» **Information given**:
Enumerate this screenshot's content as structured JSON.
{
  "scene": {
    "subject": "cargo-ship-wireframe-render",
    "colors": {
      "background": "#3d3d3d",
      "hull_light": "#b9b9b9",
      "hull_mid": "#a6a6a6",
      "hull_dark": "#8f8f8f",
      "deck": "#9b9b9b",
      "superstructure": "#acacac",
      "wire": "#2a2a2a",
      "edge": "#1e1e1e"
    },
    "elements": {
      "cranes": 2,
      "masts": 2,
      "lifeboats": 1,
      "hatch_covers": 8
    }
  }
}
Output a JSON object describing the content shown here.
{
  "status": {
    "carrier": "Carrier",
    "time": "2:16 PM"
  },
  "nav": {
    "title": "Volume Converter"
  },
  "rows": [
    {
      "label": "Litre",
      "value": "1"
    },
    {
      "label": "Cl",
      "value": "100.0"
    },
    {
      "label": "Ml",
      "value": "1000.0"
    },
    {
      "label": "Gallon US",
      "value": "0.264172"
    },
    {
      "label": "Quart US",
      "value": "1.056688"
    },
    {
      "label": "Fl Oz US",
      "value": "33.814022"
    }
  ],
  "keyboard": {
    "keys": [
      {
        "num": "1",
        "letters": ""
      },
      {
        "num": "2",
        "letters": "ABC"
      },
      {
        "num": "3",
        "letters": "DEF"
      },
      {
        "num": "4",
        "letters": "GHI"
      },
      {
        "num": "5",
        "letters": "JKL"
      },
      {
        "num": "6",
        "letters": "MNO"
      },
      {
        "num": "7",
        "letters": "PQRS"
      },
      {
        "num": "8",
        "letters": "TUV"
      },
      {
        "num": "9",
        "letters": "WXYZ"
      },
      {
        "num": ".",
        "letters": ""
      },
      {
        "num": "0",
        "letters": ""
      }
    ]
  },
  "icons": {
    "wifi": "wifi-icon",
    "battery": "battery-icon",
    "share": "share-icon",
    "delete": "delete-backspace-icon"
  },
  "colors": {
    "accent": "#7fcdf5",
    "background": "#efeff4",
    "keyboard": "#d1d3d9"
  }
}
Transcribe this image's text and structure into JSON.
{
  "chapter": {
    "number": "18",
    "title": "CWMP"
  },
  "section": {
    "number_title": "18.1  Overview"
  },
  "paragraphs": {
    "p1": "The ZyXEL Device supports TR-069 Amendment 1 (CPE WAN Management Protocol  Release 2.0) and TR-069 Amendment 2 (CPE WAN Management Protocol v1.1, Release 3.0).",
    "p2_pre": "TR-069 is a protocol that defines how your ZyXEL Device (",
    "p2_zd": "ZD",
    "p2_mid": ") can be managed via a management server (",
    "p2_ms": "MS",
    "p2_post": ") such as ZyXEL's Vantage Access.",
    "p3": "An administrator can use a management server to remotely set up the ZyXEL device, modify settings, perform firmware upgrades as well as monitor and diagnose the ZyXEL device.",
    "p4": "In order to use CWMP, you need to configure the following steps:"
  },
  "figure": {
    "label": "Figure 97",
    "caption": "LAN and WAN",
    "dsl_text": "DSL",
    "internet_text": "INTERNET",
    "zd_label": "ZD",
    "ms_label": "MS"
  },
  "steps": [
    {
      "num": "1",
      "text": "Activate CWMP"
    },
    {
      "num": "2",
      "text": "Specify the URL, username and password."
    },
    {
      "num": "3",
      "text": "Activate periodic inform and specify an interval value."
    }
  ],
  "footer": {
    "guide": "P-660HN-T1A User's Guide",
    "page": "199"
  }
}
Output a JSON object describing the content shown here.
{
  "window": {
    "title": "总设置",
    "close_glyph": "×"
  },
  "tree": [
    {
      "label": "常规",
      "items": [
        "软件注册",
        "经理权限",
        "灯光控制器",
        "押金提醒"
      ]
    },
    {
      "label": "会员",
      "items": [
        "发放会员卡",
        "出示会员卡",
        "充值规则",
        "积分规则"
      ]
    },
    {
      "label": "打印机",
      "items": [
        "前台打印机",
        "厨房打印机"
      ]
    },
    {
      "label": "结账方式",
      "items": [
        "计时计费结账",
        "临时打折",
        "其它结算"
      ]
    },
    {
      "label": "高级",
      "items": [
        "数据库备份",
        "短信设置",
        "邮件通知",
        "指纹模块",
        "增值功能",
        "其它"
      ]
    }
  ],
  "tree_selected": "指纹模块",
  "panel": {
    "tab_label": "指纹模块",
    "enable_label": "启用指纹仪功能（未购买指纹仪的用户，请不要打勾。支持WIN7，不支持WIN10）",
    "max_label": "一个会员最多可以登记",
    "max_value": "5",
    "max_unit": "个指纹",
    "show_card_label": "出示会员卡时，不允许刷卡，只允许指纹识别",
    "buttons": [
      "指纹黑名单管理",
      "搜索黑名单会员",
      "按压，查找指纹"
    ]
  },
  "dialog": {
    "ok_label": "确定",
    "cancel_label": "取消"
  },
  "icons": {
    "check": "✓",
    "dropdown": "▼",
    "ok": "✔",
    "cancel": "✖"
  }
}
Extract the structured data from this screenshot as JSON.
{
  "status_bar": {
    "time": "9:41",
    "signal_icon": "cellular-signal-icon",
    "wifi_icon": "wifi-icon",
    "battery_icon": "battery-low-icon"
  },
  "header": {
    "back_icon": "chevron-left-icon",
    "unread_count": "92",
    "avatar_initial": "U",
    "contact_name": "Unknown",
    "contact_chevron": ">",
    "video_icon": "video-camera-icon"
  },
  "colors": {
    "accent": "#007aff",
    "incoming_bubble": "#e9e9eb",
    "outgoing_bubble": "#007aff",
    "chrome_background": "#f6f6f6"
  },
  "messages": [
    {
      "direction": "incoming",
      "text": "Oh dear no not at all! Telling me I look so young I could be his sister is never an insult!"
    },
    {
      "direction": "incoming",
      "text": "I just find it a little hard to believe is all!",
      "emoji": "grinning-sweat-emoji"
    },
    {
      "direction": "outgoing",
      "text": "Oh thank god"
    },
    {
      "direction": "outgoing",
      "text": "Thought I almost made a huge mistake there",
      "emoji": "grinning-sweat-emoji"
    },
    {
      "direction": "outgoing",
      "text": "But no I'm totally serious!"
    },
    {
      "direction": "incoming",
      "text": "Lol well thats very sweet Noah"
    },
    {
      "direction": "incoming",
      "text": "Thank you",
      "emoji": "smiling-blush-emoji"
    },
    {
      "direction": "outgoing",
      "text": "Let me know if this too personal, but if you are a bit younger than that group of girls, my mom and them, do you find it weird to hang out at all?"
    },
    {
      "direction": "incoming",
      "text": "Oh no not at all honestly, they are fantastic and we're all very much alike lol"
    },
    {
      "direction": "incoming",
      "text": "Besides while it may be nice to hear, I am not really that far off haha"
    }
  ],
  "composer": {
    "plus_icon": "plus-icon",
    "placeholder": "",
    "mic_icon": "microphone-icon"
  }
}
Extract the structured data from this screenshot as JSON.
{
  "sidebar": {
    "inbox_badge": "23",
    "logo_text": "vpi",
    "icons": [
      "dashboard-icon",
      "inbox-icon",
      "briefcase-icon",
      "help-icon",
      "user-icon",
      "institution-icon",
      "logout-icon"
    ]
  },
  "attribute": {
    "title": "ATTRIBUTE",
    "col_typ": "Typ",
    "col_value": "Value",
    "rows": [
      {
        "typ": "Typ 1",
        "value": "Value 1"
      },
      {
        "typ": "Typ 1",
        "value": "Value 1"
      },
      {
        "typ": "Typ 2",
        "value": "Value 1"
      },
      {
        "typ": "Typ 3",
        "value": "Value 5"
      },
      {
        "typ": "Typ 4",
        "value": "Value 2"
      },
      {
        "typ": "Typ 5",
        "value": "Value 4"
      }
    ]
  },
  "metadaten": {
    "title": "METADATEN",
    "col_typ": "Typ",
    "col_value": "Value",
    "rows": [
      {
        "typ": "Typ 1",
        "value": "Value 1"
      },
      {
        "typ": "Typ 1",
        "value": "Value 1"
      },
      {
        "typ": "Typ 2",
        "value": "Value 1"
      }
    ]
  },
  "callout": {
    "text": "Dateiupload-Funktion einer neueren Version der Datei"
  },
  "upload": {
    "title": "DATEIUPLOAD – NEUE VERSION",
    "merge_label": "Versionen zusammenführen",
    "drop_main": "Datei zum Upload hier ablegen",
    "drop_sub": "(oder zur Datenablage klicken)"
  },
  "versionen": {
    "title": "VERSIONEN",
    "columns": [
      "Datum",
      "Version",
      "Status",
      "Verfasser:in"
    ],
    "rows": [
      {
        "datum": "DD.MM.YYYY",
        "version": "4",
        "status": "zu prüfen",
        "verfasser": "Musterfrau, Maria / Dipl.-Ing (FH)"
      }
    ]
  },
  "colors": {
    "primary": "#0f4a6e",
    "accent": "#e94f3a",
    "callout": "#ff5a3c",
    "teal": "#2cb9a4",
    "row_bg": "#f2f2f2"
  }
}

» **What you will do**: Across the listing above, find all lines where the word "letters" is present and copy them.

» **Answer to this problem**:
        "letters": ""
        "letters": "ABC"
        "letters": "DEF"
        "letters": "GHI"
        "letters": "JKL"
        "letters": "MNO"
        "letters": "PQRS"
        "letters": "TUV"
        "letters": "WXYZ"
        "letters": ""
        "letters": ""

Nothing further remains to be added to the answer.